Before Alex and I became a bit obsessed with pizza dough, I don’t think I’d ever made the same bread product again and again (…and again and again…). In doing so, I learned I had a hard time consistently making the same dough. Sometimes my dough was perfect and chewy, sometimes it was too dense. After a long time of shifting guilt around the kitchen (did I not knead long enough? did I knead too long? is this yeast not good? did I put in too much salt?), I finally started eying up my flour.
Around the same time, I also happened to encounter several different articles on food blogs and in cookbooks that were beseeching home cooks (like yours truly) to measure flour with a scale, not by the cup. This article, by Gluten Free Girl, was especially compelling. I started talking about ordering a scale. And then, about a week later, I came home to a package on the door step addressed to me. Alex bought me a scale without telling me (isn’t he the best?!).
So many things to measure! We were grabbing stuff from around the house and piling the scale high. Does Alex’s iPod weigh 101g, like it says on the package? Why, yes, it does.
Finally, today I got around to measuring cups of flour (the original plan for the scale!). I used two flours and two techniques for filling the cups.
- Trader Joe’s Unbleached White Flour

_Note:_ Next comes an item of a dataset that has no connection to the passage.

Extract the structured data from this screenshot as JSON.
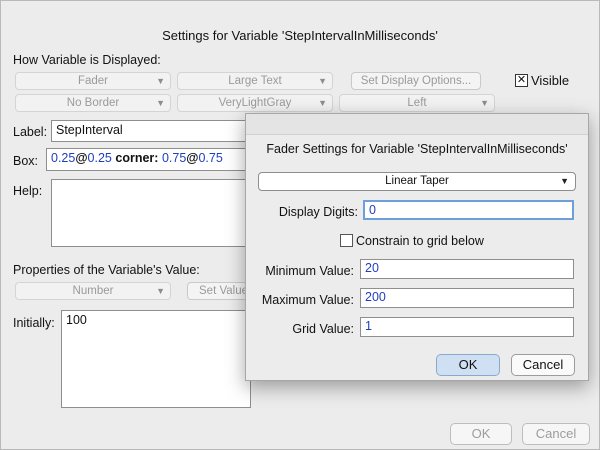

- King Arthur White Whole Wheat Flour
- Scooping flour directly from the bag and then leveling the cup (my normal way)
- Sprinkling flour into the cup (like we learned during pizza class at King Arthur)
Here’s what we found:
- White flour, normal cup: 158g
- White flour, sprinkled cup: 110g
- Whole wheat flour, normal cup: 130g
- Whole wheat flour, sprinkled cup: 103g
I was super surprised by the range of weights. 158g for my normal cup and only 110 g for a sprinkled cup?? Wow — that’s a big difference! A sprinkled cup is about 30% less flour than my normal cup. To find out what a cup of flour should weigh, I looked at a couple of my cookbooks. It seems 140g is the official weight of a cup of all-purpose, white flour. So, in the past I’ve put too much flour in my recipes and, with my new sprinkling technique, I’m putting in too little flour (except in cases where a recipe calls for sifted flour, I guess).
And why did I bother weighing whole wheat flour? The difference in weights between the white and wheat flour starts to explain part of the difficulty of subbing out whole wheat flour for white flour in some recipes. I was really surprised to see that my whole wheat flour is lighter, but all in all it goes to show that — because the flours are different densities — they can’t quite be replaced one for one. This is true for all those other wonderful flours, like spelt, corn or quinoa.
I’m pretty sure that if I did this at different times of year (drier or wetter) and with different brands of flour, I’d see even more differences in weights. I can’t wait to start using the scale when I’m baking and see if I get more consistent results. If so, I’ll finally get that pizza dough recipe up!
Now, back to the kitchen…